Currently reading "War In The Boats: My World War II Submarine Battles" by Capt. William Ruhe.
Capt. Ruhe started out in submarines while stationed in Australia, where he was supposed to install radar on aging S-type submarines. When the first load of radar equipment was sunk at Pearl Harbor, and a later load was delayed, he requested to ship out on one of the submarines to get a taste of what it was like, rather than simply sitting out the war doing various duties on the tender. He remained on submarines through the rest of the war and beyond.
He kept a journal through all of his tours. This book is compiled from those journals. The book describes many aspects of the patrols, with a focus on the mental stresses experienced by the crew. He describes the mundane aspects of sea duty aboard the boats: battles with cockroaches, the effects of depth charges on porcelain toilet bowls, and the difficulties in lighting cigarettes in the damp interior of the submarines. He also describes the difficulties of fighting the war in the early days, using aging World War I vintage vessels and torpedoes that often failed to detonate, detonated prematurely, or otherwise went awry. One has to wonder at how success was ever achieved under those conditions, but the men managed.
The strain on the captains under which he served are of particular interest, as he describes in detail how these manifested themselves through odd behaviour. To their credit, most captains recognized these failings themselves, and requested transfers or duty changes themselves. The men, with responses that sometimes bordered on mutiny, managed to keep the boat focused on the missions and on the war even as the captains' mind failed to maintain that focus. It is a good study, and shows us that the ‘iron men' had their weaknesses after all.
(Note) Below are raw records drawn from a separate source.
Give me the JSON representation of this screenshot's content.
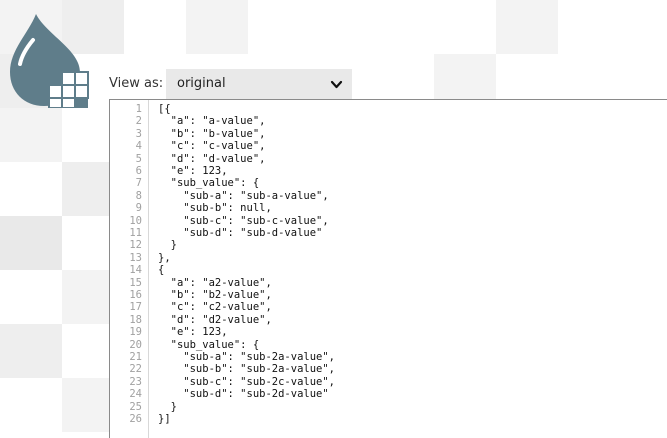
{
  "toolbar": {
    "view_as_label": "View as:",
    "view_mode": "original",
    "chevron_icon": "chevron-down-icon"
  },
  "logo": {
    "icon": "water-drop-logo",
    "color": "#5f7d8a"
  },
  "editor": {
    "lines": [
      "[{",
      "  \"a\": \"a-value\",",
      "  \"b\": \"b-value\",",
      "  \"c\": \"c-value\",",
      "  \"d\": \"d-value\",",
      "  \"e\": 123,",
      "  \"sub_value\": {",
      "    \"sub-a\": \"sub-a-value\",",
      "    \"sub-b\": null,",
      "    \"sub-c\": \"sub-c-value\",",
      "    \"sub-d\": \"sub-d-value\"",
      "  }",
      "},",
      "{",
      "  \"a\": \"a2-value\",",
      "  \"b\": \"b2-value\",",
      "  \"c\": \"c2-value\",",
      "  \"d\": \"d2-value\",",
      "  \"e\": 123,",
      "  \"sub_value\": {",
      "    \"sub-a\": \"sub-2a-value\",",
      "    \"sub-b\": \"sub-2a-value\",",
      "    \"sub-c\": \"sub-2c-value\",",
      "    \"sub-d\": \"sub-2d-value\"",
      "  }",
      "}]"
    ]
  }
}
On an interesting note, (at least interesting to me): I've commented before that I prefer hardcover books, and this one was no exception. Since the book is currently not in print, I had to order it from Amazon's secondary market. The seller advertised its condition as ‘very good', which it was, and shipped it promptly. When I first opened it, I noticed that it has one of those embossed "Library of" seals inside, indicating that it came from the library of one Wayne R. Fritz. The next thing I noticed was an inscription from the author addressed to Capt. Fritz, who he identifies as a fellow diesel submariner.
Capt. Fritz (USNA ‘57) is on the board of the United States Naval Institute, of which I am a member. Capt. Ruhe (USNA ‘39) passed away in 2003. He had been an advisor to Tom Clancy on the book "The Hunt For Red October". He also wrote the book; "Slow Dance to Pearl Harbor: A Tin Can Ensign in Prewar America", which I have not yet read.
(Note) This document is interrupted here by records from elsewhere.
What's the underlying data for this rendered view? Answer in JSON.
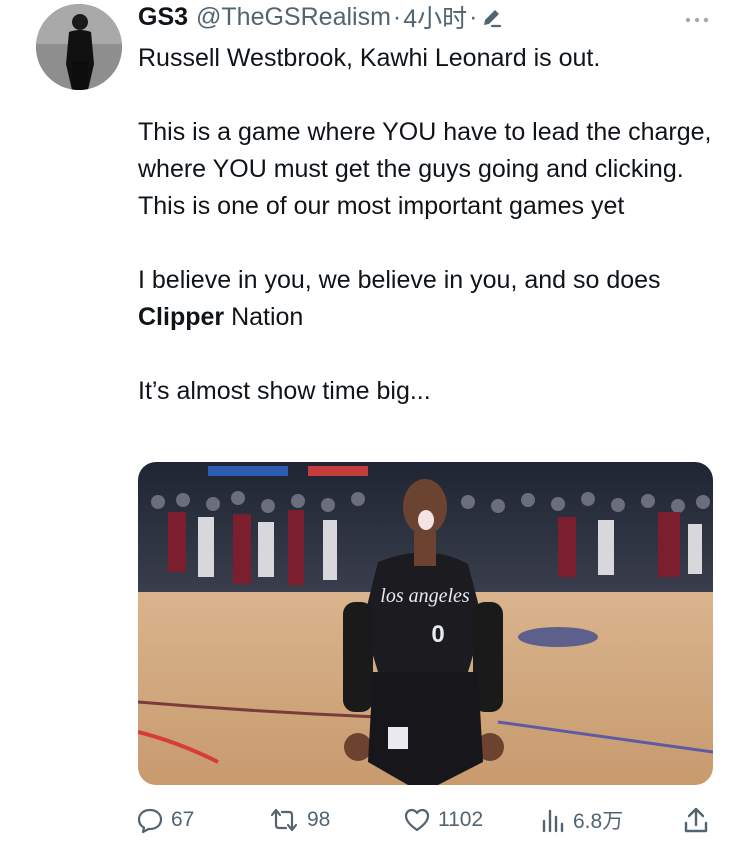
{
  "author": {
    "name": "GS3",
    "handle": "@TheGSRealism",
    "separator": "·",
    "time": "4小时",
    "avatar_icon": "avatar-silhouette-icon",
    "edited_icon": "pencil-icon",
    "more_icon": "more-dots-icon"
  },
  "tweet": {
    "line1": "Russell Westbrook, Kawhi Leonard is out.",
    "para2": "This is a game where YOU have to lead the charge, where YOU must get the guys going and clicking. This is one of our most important games yet",
    "para3_start": "I believe in you, we believe in you, and so does ",
    "para3_bold": "Clipper",
    "para3_end": " Nation",
    "para4": "It’s almost show time big..."
  },
  "media": {
    "jersey_city": "los angeles",
    "jersey_number": "0"
  },
  "actions": {
    "reply": {
      "icon": "reply-icon",
      "count": "67"
    },
    "retweet": {
      "icon": "retweet-icon",
      "count": "98"
    },
    "like": {
      "icon": "heart-icon",
      "count": "1102"
    },
    "views": {
      "icon": "views-chart-icon",
      "count": "6.8万"
    },
    "share": {
      "icon": "share-icon"
    }
  },
  "colors": {
    "text_primary": "#0f1419",
    "text_secondary": "#536471",
    "jersey": "#1b1b20"
  }
}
Anyway, I find it rather nice owning this little bit of history, a book passed from two old diesel submariners. I think it's a nice addition to my bookshelf.
Quod scripsi, scripsi.